 During November 2008 the Applicant had a discussion with the Respondents
Ms Trudie le Roux, regarding the appointment of supervisors to intern
psychologists and the Applicant indicated that he would be interested in being
appointed as a supervisor to an intern for the year 2009. The supervision of a
psychologist intern is voluntary and in order to process and finalise the
appointment of supervisors for the psychologist interns, Ms le Roux required
the registration numbers of the volunteering psychologist with the HPCSA. On
26 November 2008 the Applicant sent an electronic mail to Ms le Roux
indicating his registration numbers with the HPCSA as educational
psychologist and as counselling psychologist.
 The Applicant was subsequently allocated to a counselling intern psychologist
as a supervisor. The Applicant was however not registered as a counselling
psychologist with the HPCSA and he could not act as a supervisor for such an
intern. Professor Pretorius became aware of the fact that the Applicant was
appointed as a supervisor to a counselling psychologist intern when she was
to sign the letters to the interns. Professor Pretorius contacted the Applicant
and confronted him with the fact that he was not registered as a counselling
psychologist and could not act as a supervisor in that category.
 Professor Pretorius explained that in order to act as a supervisor to an intern,
the psychologist has to be registered in the same category as the intern, in
other words only a registered counselling psychologist could act as a
supervisor to a counselling intern psychologist. If that is not the case, it could
have severe consequences for the UJ and for the intern.
 Subsequently and on 28 November 2008 the Applicant tendered an
explanation and an apology to Professor Pretorius and Ms le Roux for the
electronic mail he has sent indicating that he was registered as a counselling
psychologist. He submitted that he was in fact only registered as an intern
counselling psychologist and he explained that he sent both registration
numbers to Ms le Roux because he wrongfully thought that the themes would
only be discussed with the educational interns and included the registration
number of the counselling because I thought that both groups would have
benefited from this and the fact that I completed the theory on counselling it
would have enabled me to discuss the themes with both groups and that I am
adequate to present same to both groups...
 The apology and explanation so tendered on 28 November 2008 had not been
accepted by Professor Pretorius and Ms le Roux and the Respondent initiated
an investigation into the registration of the Applicant with the HPCSA.
 Shortly thereafter the UJ closed for December as it was the end of the
academic year and in January 2009 the HPCSA informed Professor Pretorius
that the Applicant was registered as an educational psychologist on 10
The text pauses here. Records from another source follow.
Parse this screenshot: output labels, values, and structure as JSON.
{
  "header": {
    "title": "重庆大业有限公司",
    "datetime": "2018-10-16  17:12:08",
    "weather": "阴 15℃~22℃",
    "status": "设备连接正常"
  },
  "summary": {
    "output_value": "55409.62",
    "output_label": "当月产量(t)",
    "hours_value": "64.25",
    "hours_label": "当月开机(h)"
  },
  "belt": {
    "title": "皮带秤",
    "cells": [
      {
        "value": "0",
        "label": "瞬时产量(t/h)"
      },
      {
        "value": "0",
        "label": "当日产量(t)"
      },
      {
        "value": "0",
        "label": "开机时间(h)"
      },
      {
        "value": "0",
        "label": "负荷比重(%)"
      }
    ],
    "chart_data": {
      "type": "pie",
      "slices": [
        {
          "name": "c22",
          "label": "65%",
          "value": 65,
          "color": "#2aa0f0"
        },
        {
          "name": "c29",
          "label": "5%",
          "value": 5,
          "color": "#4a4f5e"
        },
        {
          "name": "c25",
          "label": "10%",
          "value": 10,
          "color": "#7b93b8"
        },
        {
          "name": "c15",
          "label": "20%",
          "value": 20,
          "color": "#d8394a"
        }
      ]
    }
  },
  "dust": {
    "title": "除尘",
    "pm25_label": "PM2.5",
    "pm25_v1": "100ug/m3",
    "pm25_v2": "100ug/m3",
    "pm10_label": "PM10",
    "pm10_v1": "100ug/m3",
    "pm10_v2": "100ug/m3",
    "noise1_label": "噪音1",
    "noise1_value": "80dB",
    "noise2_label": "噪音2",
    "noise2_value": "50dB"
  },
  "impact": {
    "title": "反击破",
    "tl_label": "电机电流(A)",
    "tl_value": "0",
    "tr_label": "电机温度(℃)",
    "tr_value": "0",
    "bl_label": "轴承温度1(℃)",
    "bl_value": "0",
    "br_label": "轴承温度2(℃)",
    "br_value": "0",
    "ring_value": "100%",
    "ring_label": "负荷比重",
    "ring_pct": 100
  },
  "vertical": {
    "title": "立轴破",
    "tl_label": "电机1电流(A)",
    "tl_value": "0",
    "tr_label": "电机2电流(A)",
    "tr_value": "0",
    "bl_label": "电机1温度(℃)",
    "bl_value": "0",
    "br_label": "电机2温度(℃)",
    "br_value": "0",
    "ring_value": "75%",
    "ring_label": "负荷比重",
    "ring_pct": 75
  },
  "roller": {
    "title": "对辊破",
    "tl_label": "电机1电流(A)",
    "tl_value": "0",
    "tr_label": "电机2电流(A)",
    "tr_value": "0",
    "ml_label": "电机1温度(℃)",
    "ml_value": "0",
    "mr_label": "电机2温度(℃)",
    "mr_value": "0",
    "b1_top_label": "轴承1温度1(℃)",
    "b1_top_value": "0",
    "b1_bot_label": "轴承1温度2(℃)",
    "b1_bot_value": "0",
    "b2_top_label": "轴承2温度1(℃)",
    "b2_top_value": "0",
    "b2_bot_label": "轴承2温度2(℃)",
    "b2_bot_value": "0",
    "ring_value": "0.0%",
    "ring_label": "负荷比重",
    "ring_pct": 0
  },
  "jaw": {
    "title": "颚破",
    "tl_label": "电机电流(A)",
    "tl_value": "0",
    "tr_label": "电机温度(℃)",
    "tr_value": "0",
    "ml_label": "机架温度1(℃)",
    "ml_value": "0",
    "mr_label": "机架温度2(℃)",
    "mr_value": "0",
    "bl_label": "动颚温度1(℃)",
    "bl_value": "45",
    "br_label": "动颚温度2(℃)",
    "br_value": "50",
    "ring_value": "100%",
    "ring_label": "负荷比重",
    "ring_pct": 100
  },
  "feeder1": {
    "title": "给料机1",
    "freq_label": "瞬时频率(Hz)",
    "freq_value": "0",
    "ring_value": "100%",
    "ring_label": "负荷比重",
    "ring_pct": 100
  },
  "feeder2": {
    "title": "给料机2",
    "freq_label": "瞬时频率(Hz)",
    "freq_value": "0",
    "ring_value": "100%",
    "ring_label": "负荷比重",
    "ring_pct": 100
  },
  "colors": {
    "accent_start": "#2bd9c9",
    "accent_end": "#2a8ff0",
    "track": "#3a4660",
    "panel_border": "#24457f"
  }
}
February 1995, that he was not registered as a counselling psychologist and
that his name was removed from the register of psychologists on 3 September
2002 for failure to pay annual fees and was restored on 15 April 2005.
 Subsequently and on 19 January 2009 the Applicant was charged with
misconduct and four charges of misconduct were levelled against him. The
hearing was set down for 3 February 2009, but the Applicant requested a
postponement in order to consult his lawyer and the hearing was postponed
for two weeks. The charges will be dealt with in full detail.
 The Applicant was found guilty of misrepresentation and gross dishonesty as
per charge 1 and he was also found guilty of charges 2 and 3. Dismissal was
recommended as an appropriate sanction.
 The Applicant has not during his disciplinary enquiry raised the fact that he
made a disclosure, which he believed to be protected and the reason for him
being subjected to a disciplinary enquiry. On 14 April 2009 the Applicants
attorney submitted a leave to appeal against the findings of guilty and the
sanction of dismissal. Once again, no mention was made of the protected
disclosure and the occupational detriment.
 The leave to appeal was refused and on 12 May 2009 the Applicants attorney
filed a petition to the Vice-Chancellor in terms of the provisions of the
Respondents disciplinary code and procedure. In the conclusion of the
petition it was submitted that the Applicant was charged with misconduct after
he questioned c